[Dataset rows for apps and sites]
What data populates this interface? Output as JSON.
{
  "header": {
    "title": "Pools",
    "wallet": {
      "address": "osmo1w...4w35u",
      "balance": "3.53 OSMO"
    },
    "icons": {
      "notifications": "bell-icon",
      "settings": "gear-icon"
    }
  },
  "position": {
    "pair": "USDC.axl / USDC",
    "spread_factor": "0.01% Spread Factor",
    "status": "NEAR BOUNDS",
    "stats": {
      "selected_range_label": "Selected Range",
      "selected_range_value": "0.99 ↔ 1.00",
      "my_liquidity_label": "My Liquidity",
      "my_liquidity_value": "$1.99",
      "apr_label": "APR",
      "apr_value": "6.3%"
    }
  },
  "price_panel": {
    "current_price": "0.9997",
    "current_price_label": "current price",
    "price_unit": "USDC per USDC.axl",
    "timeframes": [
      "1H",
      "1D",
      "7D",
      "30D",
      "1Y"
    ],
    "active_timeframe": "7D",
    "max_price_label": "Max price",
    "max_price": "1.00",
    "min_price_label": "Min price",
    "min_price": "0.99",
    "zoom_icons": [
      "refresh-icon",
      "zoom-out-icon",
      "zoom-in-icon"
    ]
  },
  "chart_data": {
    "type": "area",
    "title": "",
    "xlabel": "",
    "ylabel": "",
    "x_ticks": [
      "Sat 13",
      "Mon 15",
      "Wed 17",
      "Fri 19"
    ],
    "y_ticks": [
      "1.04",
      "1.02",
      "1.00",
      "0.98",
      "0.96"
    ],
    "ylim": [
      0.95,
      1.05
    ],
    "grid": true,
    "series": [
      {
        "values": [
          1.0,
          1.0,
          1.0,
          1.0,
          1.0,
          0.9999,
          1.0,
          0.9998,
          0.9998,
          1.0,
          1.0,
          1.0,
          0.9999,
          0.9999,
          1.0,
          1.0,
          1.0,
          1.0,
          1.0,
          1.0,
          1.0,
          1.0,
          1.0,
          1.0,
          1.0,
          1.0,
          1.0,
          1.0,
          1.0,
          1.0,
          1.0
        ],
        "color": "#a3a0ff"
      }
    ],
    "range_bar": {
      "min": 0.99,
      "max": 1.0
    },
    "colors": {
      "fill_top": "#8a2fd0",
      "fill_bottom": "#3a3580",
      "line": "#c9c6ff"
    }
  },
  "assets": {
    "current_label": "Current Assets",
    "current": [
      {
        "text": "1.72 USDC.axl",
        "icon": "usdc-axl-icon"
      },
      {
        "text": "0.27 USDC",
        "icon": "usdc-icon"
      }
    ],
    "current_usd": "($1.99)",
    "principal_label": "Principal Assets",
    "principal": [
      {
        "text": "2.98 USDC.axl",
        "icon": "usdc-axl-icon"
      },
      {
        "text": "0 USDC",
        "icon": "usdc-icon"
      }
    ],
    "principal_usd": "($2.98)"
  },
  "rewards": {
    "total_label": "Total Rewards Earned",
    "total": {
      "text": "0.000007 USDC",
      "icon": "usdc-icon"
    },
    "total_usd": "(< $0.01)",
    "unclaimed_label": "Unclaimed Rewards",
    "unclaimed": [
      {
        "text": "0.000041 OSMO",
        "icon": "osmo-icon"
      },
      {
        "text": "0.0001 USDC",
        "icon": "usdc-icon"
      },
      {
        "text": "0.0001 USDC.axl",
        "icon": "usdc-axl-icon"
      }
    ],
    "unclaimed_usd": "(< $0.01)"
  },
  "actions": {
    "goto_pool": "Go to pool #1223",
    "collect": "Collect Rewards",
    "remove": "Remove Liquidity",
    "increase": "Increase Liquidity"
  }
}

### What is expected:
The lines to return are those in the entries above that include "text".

### Task output:
        "text": "1.72 USDC.axl",
        "text": "0.27 USDC",
        "text": "2.98 USDC.axl",
        "text": "0 USDC",
      "text": "0.000007 USDC",
        "text": "0.000041 OSMO",
        "text": "0.0001 USDC",
        "text": "0.0001 USDC.axl",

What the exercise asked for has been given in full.